------ Information provided

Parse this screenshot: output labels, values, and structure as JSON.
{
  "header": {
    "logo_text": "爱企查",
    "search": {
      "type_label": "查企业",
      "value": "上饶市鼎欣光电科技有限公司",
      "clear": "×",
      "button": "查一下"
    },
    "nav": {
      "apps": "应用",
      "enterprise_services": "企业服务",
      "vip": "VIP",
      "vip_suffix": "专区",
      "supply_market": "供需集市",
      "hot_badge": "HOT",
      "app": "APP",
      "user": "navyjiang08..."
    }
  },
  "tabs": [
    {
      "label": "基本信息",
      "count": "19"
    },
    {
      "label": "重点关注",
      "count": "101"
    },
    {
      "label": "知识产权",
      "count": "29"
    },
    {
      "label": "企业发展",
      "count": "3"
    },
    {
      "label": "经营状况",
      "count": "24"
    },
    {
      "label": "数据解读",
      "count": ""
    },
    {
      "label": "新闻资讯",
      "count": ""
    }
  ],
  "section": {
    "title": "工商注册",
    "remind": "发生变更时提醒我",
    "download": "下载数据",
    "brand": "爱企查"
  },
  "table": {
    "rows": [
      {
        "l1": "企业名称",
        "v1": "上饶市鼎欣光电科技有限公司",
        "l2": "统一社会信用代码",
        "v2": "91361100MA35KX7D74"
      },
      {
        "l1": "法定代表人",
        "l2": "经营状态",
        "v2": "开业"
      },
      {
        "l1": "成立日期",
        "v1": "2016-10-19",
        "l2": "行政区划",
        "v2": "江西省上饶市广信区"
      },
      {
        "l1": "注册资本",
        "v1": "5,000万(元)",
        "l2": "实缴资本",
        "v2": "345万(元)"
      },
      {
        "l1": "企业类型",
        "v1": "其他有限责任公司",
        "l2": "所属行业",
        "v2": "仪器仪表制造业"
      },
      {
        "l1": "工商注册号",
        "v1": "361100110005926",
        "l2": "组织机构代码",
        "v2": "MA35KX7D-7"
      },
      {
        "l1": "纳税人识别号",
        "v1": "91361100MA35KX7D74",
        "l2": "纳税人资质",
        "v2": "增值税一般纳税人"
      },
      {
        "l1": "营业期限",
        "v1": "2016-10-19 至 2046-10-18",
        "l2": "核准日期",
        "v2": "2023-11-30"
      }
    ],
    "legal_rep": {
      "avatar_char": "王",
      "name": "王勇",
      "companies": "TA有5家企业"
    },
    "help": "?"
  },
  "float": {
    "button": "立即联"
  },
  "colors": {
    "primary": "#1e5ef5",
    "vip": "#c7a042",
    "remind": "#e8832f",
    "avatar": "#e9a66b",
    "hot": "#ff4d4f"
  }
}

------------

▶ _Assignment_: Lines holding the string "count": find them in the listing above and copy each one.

▶ _Expected answer_:
      "count": "19"
      "count": "101"
      "count": "29"
      "count": "3"
      "count": "24"
      "count": ""
      "count": ""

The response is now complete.